We have developed a low-cost, multicuvette infrared gas analyser system for medium-term measurement of gas exchange in Arabidopsis thaliana plants. The system enables parallel measurement of stomatal conductance and CO2 assimilation, providing direct comparison between genotypes. This allows the molecular genetic tools that are available in Arabidopsis to be combined with the power of whole-plant physiology.
The system was designed specifically for quantification of circadian rhythms of gas exchange, and controls cuvette relative humidity and CO2 concentration under both continuous light and light-dark cycles. Cuvette humidity is controlled by a unique feedback system that prevents humidity oscillations within the cuvettes.
Using this new system we demonstrated that, under continuous light, there was a longer circadian period for both stomatal conductance and CO2 fixation in the zeitlupe (ztl-1) mutant compared to wild type.
Wild-type ZTL expression is therefore required for normal cycles of CO2 fixation and stomatal conductance.

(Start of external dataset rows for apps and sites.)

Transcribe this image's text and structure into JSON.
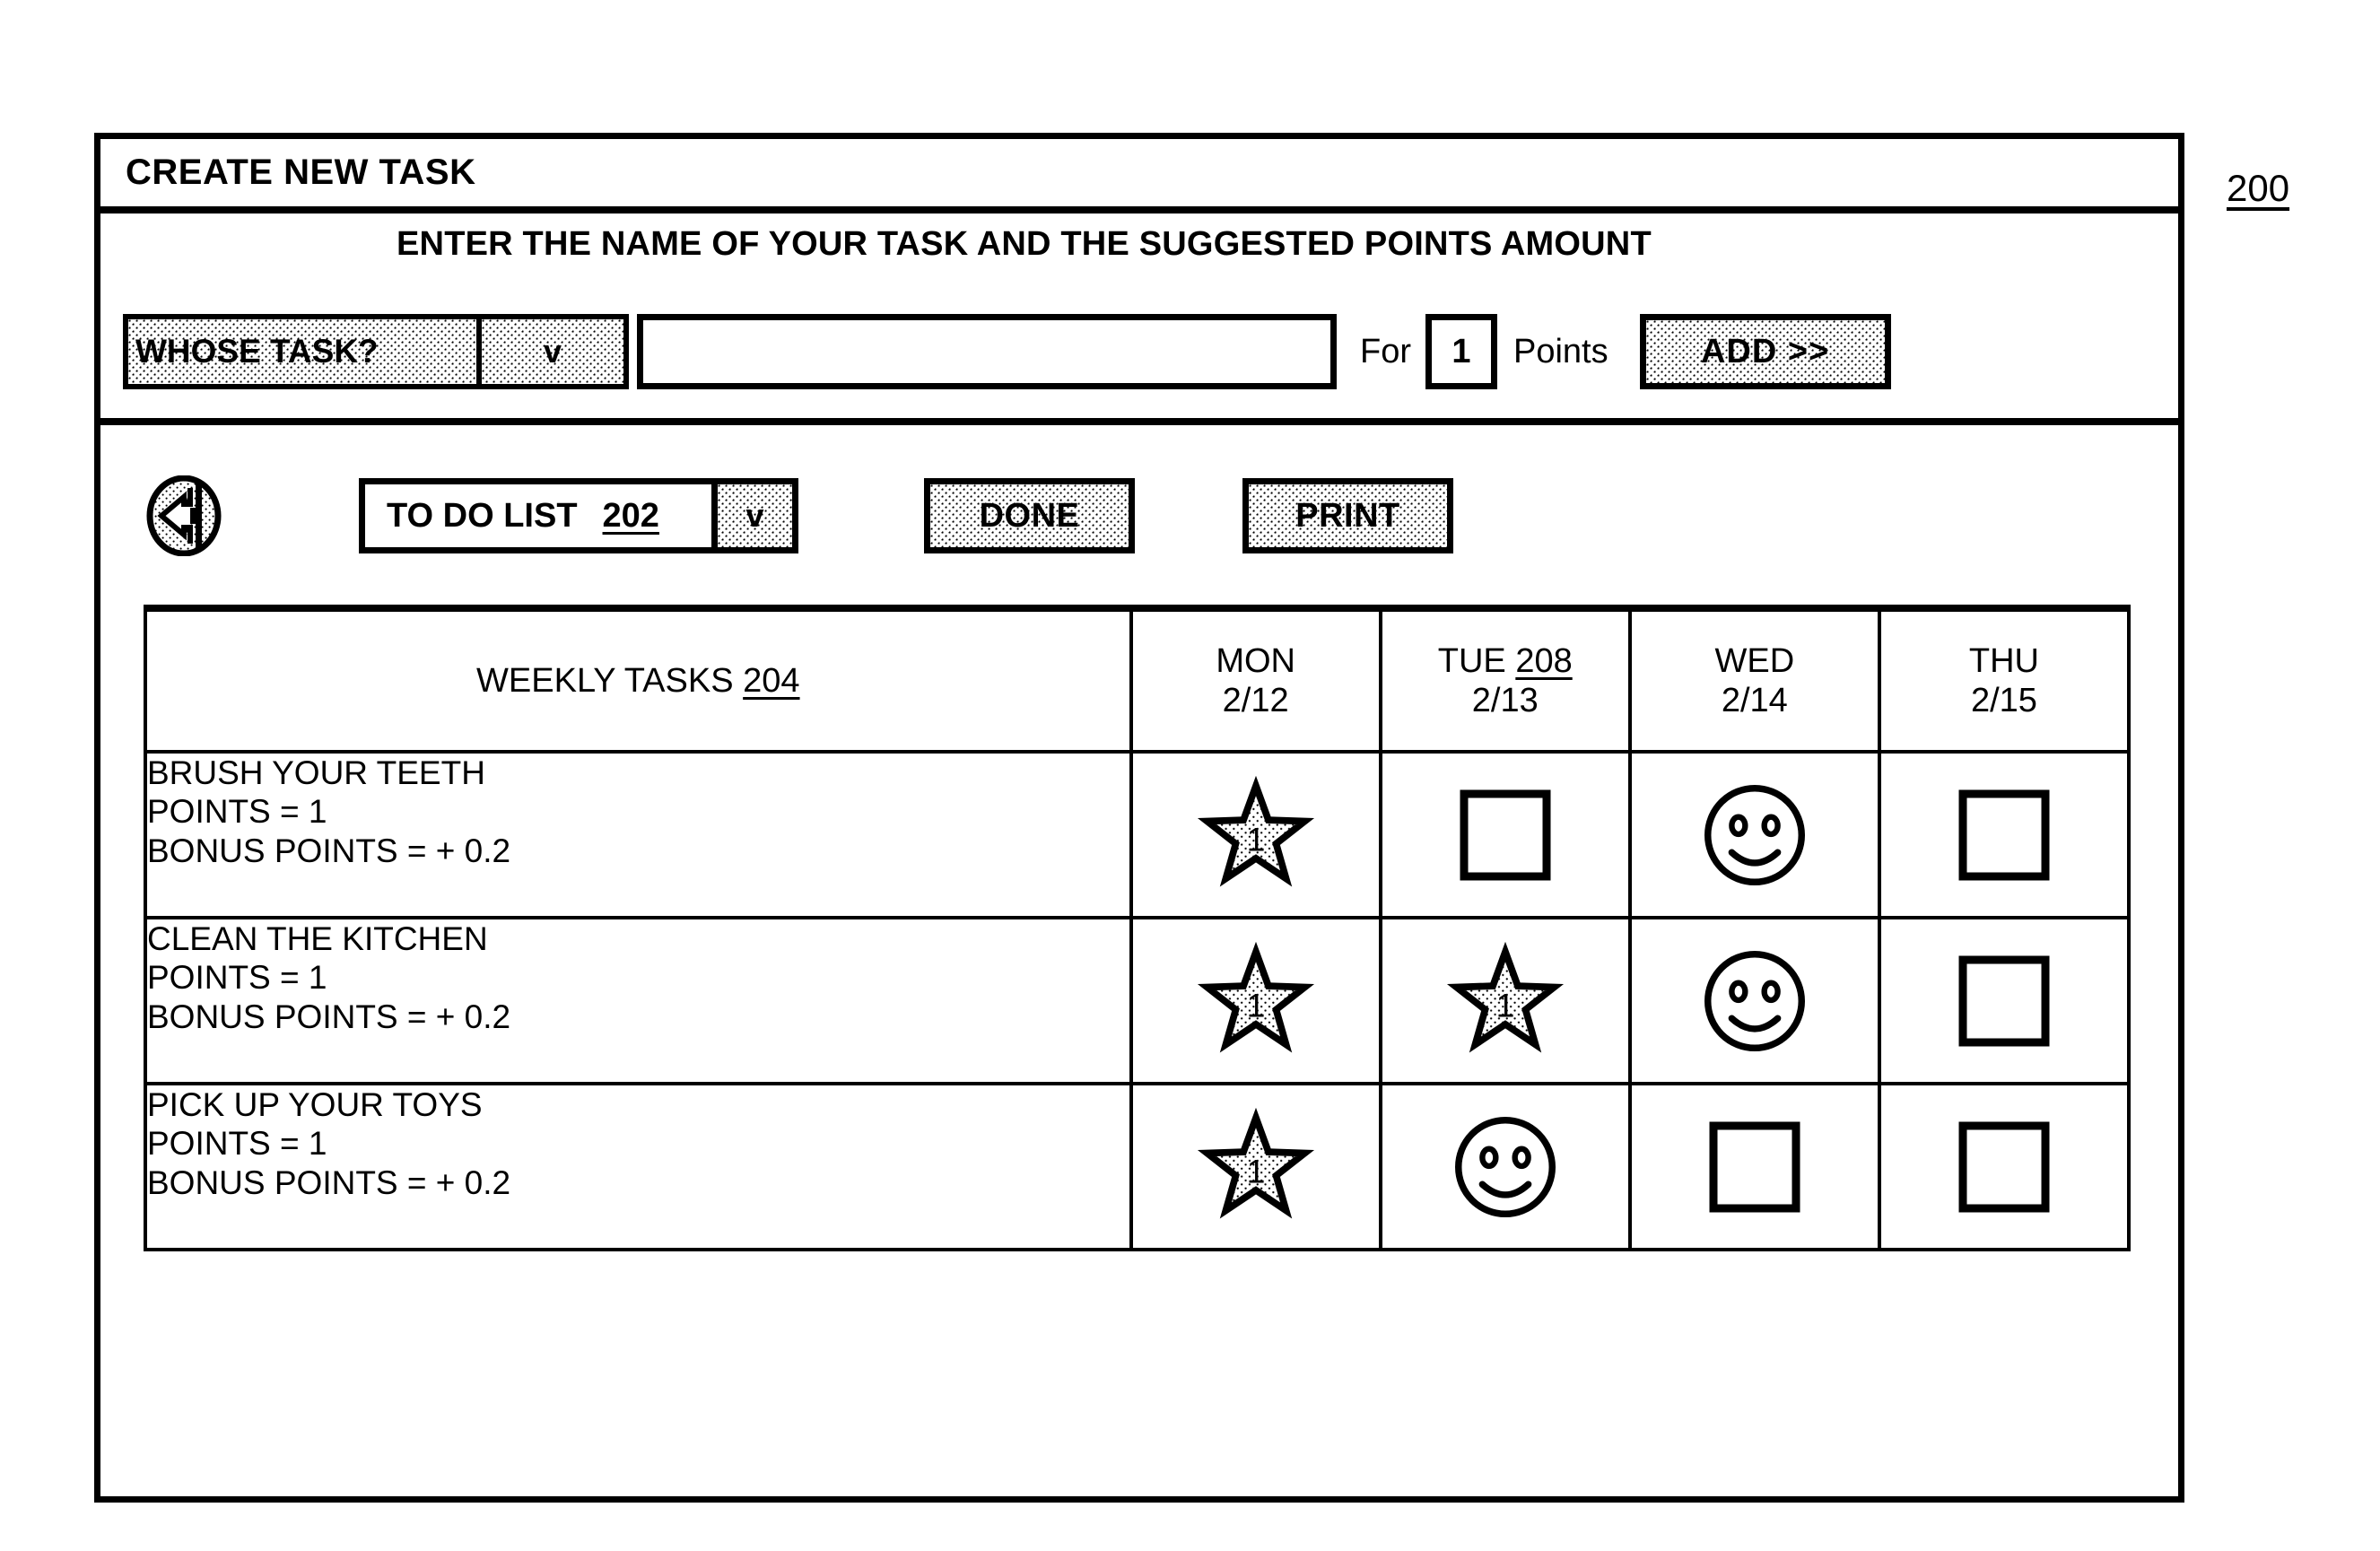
{
  "figure_reference": "200",
  "window": {
    "title": "CREATE NEW TASK"
  },
  "create_panel": {
    "instruction": "ENTER THE NAME OF YOUR TASK AND THE SUGGESTED POINTS AMOUNT",
    "whose_task_label": "WHOSE TASK?",
    "whose_task_caret": "v",
    "task_name_value": "",
    "task_name_placeholder": "",
    "for_label": "For",
    "points_value": "1",
    "points_label": "Points",
    "add_button_label": "ADD >>"
  },
  "toolbar": {
    "back_icon": "back-arrow-icon",
    "list_select_label": "TO DO LIST",
    "list_select_ref": "202",
    "list_select_caret": "v",
    "done_label": "DONE",
    "print_label": "PRINT"
  },
  "table": {
    "tasks_header": "WEEKLY TASKS",
    "tasks_header_ref": "204",
    "day_columns": [
      {
        "day": "MON",
        "date": "2/12",
        "ref": ""
      },
      {
        "day": "TUE",
        "date": "2/13",
        "ref": "208"
      },
      {
        "day": "WED",
        "date": "2/14",
        "ref": ""
      },
      {
        "day": "THU",
        "date": "2/15",
        "ref": ""
      }
    ],
    "rows": [
      {
        "name": "BRUSH YOUR TEETH",
        "points": "POINTS = 1",
        "bonus": "BONUS POINTS = + 0.2",
        "marks": [
          "star",
          "box",
          "smiley",
          "box"
        ],
        "star_value": "1"
      },
      {
        "name": "CLEAN THE KITCHEN",
        "points": "POINTS = 1",
        "bonus": "BONUS POINTS = + 0.2",
        "marks": [
          "star",
          "star",
          "smiley",
          "box"
        ],
        "star_value": "1"
      },
      {
        "name": "PICK UP YOUR TOYS",
        "points": "POINTS = 1",
        "bonus": "BONUS POINTS = + 0.2",
        "marks": [
          "star",
          "smiley",
          "box",
          "box"
        ],
        "star_value": "1"
      }
    ]
  }
}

Furthermore, we demonstrate that different circadian periods can coexist in a single plant, highlighting the cell autonomous nature of the plant circadian oscillator.